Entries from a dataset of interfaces
○ ○ ○ ○
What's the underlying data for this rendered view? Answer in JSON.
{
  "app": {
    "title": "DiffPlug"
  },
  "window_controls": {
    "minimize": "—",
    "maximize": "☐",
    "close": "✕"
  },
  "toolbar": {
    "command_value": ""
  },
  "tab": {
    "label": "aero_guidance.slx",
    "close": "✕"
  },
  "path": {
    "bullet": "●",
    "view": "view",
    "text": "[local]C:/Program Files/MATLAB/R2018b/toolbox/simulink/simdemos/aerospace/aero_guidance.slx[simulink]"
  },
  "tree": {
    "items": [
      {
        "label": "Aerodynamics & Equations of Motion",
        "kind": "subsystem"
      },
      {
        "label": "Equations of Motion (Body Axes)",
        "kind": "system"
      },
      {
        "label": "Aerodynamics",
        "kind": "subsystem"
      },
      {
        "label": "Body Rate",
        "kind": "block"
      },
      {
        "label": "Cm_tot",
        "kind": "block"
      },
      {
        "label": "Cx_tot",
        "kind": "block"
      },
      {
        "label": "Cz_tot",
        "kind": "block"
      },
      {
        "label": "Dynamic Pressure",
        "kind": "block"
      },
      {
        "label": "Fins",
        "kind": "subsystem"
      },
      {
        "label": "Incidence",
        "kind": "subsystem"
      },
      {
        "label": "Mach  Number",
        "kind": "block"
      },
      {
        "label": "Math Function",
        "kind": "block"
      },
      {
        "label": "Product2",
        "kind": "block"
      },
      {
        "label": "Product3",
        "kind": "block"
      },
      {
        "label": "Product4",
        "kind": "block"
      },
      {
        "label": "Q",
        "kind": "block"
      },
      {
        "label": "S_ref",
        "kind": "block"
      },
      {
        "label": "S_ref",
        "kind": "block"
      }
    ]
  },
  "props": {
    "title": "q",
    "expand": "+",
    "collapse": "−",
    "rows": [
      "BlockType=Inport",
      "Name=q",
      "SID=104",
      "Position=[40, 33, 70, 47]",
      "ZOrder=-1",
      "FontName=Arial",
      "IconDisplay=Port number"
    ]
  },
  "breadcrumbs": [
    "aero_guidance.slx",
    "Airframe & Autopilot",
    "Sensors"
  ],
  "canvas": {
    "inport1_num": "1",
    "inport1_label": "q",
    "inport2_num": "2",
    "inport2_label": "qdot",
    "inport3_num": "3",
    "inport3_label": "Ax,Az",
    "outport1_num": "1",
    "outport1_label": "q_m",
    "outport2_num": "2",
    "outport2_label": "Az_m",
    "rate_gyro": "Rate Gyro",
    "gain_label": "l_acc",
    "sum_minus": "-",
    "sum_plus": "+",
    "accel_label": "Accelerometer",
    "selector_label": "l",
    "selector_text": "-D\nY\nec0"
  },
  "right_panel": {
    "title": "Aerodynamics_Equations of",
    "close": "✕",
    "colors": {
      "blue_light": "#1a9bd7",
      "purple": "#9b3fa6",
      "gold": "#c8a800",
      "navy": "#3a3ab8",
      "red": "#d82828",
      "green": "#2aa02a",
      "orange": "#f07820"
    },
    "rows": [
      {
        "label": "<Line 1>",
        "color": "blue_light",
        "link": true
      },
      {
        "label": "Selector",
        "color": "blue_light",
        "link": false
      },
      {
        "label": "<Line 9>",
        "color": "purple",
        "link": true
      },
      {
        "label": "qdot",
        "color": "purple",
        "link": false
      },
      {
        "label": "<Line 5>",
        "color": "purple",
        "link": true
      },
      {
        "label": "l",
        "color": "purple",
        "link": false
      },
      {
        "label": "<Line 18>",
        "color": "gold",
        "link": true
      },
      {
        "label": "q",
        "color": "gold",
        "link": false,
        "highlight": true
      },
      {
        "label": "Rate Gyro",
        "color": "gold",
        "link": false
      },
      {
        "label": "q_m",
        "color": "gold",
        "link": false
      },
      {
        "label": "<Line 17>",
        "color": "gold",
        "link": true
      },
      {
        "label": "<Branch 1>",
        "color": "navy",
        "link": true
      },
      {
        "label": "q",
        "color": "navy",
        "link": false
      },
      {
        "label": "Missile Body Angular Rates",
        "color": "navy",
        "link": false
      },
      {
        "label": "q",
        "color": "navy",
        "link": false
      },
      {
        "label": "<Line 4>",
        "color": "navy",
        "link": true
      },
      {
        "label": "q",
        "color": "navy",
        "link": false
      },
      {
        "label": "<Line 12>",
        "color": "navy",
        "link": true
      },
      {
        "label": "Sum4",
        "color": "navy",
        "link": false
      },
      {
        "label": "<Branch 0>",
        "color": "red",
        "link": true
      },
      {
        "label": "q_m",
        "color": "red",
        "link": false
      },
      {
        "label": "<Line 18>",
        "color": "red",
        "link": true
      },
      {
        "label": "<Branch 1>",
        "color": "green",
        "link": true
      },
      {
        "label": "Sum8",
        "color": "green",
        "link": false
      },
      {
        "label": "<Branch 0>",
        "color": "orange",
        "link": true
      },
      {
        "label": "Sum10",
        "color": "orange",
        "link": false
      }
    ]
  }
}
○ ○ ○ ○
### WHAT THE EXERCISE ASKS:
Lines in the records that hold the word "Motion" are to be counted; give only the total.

### SOLUTION FOR THIS TASK:
2